It’s safe to say that there is a communication gap between the generations. When it comes to careers, for example, Boomers want to build a solid but fantastic one, whereas Gen X wants to ensure security through portability–a major divide in perspective. Or, take training, as another situation where the two differ greatly. Gen X wants, needs, must have training–good training–in their job or they’re gone. Baby Boomers, who were never given much training other than the basic skills needed to perform their required duties, don’t see training as that big of a deal.
At Salon.com, there is an excellent article by Heather Havrilesky that indicates that maybe the generational divide has shrunk some recently. In An open apology to boomers everywhere, Havrilesky apologizes on behalf of her generation, Gen X, for being so impatient with Baby Boomers, their idealism, their tales of peace rallies, and their unending devotion to a “cause.” The article’s cultural references put the story into focus as she partially excuses the conduct of Gen X. After all, her generation had to deal with the influences of a motley crew including “Mister Rogers, Son of Sam, the Iran hostage crisis, Catholic school, the Hite Report, “The Day After,” Edwin Meese, rampant divorce, “Fantasy Island,” “Endless Love,” Jeffrey Dahmer, the Happy Meal, the Lockerbie air disaster, Toyotathons, John Updike, and ‘Who Wants to Marry a Millionaire?'”
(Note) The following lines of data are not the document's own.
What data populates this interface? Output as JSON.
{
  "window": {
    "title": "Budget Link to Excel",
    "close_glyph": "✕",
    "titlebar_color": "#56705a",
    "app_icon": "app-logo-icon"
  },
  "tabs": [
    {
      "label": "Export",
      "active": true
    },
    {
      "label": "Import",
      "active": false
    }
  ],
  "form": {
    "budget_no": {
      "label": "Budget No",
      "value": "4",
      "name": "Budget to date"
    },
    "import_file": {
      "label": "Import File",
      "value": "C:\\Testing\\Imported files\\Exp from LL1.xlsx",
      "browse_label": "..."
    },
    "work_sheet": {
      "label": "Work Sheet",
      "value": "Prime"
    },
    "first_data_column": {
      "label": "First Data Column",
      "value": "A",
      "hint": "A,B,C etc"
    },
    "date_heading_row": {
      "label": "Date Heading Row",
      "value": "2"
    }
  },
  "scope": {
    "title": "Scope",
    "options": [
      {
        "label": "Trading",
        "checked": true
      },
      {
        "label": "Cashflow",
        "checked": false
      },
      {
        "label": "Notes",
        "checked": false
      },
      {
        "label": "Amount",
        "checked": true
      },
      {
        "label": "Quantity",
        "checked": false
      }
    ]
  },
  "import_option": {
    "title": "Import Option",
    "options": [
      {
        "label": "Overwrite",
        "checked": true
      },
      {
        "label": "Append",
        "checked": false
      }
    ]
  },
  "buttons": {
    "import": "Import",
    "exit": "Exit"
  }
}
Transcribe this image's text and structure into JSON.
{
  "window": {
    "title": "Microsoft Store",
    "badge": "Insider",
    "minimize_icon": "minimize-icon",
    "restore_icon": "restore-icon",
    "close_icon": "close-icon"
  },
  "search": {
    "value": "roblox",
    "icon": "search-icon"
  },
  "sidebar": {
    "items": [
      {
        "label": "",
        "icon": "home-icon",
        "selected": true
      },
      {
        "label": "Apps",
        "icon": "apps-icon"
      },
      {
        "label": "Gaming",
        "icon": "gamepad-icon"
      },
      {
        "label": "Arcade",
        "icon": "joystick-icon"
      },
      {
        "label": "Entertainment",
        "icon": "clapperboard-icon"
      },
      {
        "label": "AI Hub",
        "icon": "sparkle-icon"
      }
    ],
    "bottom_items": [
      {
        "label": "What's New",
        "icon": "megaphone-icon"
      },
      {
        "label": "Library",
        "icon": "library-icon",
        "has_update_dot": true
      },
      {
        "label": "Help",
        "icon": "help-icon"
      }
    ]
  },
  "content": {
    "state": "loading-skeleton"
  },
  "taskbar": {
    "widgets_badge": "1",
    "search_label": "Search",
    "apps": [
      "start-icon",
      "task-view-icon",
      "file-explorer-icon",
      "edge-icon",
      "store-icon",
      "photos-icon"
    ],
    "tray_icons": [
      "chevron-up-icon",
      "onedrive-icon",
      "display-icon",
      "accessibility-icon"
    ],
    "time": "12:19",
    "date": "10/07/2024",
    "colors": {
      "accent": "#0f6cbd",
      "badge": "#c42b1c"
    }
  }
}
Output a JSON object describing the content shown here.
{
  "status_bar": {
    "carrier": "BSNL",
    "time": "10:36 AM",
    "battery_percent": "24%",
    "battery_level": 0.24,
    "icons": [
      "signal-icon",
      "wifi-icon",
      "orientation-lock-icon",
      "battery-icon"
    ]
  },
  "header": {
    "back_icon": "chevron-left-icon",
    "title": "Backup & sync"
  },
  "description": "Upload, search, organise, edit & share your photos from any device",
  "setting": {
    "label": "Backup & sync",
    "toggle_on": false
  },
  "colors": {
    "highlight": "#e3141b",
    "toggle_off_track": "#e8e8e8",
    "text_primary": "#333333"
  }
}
The piece is really a political one, likening the connection between Gen X and the president-elect to that of Baby Boomers and JFK. Having come of their political age, Gen X is only now able to understand their parents’ “idealism” and “notions about community.”
The article poignantly recognizes some of the real-life experiences that make the two generations so different. And, it concludes, as Generation X continues its own journey into maturity, it has come to understand some of those differences with modern-day replays of the experiences of their parents.
[H/T to Lisa’s Generation Relations Blog]
For more on the Generational Divide, see: